What you will do:
Nothing but the data, repeated exactly, belongs in the answer.

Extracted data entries
-*-
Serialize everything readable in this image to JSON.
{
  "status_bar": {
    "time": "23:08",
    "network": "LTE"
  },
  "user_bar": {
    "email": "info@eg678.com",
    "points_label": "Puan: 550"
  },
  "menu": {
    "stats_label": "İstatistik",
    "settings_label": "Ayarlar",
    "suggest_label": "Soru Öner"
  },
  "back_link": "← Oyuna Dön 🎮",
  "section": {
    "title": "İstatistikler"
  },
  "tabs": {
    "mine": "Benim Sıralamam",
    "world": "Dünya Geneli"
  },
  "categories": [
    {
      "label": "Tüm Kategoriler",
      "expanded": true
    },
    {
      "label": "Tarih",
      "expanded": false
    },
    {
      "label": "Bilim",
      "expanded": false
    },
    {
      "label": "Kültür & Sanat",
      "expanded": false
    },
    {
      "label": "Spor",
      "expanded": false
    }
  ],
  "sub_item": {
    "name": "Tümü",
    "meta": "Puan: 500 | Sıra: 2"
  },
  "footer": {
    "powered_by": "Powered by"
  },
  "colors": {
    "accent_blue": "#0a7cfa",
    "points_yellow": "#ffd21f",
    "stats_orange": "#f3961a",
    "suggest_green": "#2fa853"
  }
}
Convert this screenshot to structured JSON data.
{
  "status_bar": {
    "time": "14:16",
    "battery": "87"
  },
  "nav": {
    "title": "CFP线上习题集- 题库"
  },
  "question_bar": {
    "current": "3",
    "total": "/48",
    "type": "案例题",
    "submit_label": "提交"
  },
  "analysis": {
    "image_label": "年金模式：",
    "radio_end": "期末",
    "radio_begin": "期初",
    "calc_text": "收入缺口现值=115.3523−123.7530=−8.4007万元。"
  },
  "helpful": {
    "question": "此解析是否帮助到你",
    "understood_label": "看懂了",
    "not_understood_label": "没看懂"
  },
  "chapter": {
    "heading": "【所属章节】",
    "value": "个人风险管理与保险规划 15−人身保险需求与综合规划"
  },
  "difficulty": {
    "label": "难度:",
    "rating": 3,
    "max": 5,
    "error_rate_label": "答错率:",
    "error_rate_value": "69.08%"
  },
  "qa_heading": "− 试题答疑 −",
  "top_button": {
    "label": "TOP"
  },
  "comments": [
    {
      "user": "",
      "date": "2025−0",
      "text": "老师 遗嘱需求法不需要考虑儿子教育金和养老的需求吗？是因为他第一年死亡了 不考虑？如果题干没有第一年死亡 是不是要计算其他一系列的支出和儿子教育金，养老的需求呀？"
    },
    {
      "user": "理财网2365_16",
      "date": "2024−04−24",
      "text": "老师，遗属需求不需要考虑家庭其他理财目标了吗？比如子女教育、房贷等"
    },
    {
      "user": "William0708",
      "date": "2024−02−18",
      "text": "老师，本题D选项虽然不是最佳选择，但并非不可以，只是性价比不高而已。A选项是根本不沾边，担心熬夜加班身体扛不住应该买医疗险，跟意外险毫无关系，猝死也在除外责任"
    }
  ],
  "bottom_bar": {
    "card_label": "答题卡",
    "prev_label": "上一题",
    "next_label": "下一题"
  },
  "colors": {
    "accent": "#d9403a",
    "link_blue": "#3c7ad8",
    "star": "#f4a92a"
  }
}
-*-
Task output:
Serialize everything readable in this image to JSON.
{
  "status_bar": {
    "time": "23:08",
    "network": "LTE"
  },
  "user_bar": {
    "email": "info@eg678.com",
    "points_label": "Puan: 550"
  },
  "menu": {
    "stats_label": "İstatistik",
    "settings_label": "Ayarlar",
    "suggest_label": "Soru Öner"
  },
  "back_link": "← Oyuna Dön 🎮",
  "section": {
    "title": "İstatistikler"
  },
  "tabs": {
    "mine": "Benim Sıralamam",
    "world": "Dünya Geneli"
  },
  "categories": [
    {
      "label": "Tüm Kategoriler",
      "expanded": true
    },
    {
      "label": "Tarih",
      "expanded": false
    },
    {
      "label": "Bilim",
      "expanded": false
    },
    {
      "label": "Kültür & Sanat",
      "expanded": false
    },
    {
      "label": "Spor",
      "expanded": false
    }
  ],
  "sub_item": {
    "name": "Tümü",
    "meta": "Puan: 500 | Sıra: 2"
  },
  "footer": {
    "powered_by": "Powered by"
  },
  "colors": {
    "accent_blue": "#0a7cfa",
    "points_yellow": "#ffd21f",
    "stats_orange": "#f3961a",
    "suggest_green": "#2fa853"
  }
}
Convert this screenshot to structured JSON data.
{
  "status_bar": {
    "time": "14:16",
    "battery": "87"
  },
  "nav": {
    "title": "CFP线上习题集- 题库"
  },
  "question_bar": {
    "current": "3",
    "total": "/48",
    "type": "案例题",
    "submit_label": "提交"
  },
  "analysis": {
    "image_label": "年金模式：",
    "radio_end": "期末",
    "radio_begin": "期初",
    "calc_text": "收入缺口现值=115.3523−123.7530=−8.4007万元。"
  },
  "helpful": {
    "question": "此解析是否帮助到你",
    "understood_label": "看懂了",
    "not_understood_label": "没看懂"
  },
  "chapter": {
    "heading": "【所属章节】",
    "value": "个人风险管理与保险规划 15−人身保险需求与综合规划"
  },
  "difficulty": {
    "label": "难度:",
    "rating": 3,
    "max": 5,
    "error_rate_label": "答错率:",
    "error_rate_value": "69.08%"
  },
  "qa_heading": "− 试题答疑 −",
  "top_button": {
    "label": "TOP"
  },
  "comments": [
    {
      "user": "",
      "date": "2025−0",
      "text": "老师 遗嘱需求法不需要考虑儿子教育金和养老的需求吗？是因为他第一年死亡了 不考虑？如果题干没有第一年死亡 是不是要计算其他一系列的支出和儿子教育金，养老的需求呀？"
    },
    {
      "user": "理财网2365_16",
      "date": "2024−04−24",
      "text": "老师，遗属需求不需要考虑家庭其他理财目标了吗？比如子女教育、房贷等"
    },
    {
      "user": "William0708",
      "date": "2024−02−18",
      "text": "老师，本题D选项虽然不是最佳选择，但并非不可以，只是性价比不高而已。A选项是根本不沾边，担心熬夜加班身体扛不住应该买医疗险，跟意外险毫无关系，猝死也在除外责任"
    }
  ],
  "bottom_bar": {
    "card_label": "答题卡",
    "prev_label": "上一题",
    "next_label": "下一题"
  },
  "colors": {
    "accent": "#d9403a",
    "link_blue": "#3c7ad8",
    "star": "#f4a92a"
  }
}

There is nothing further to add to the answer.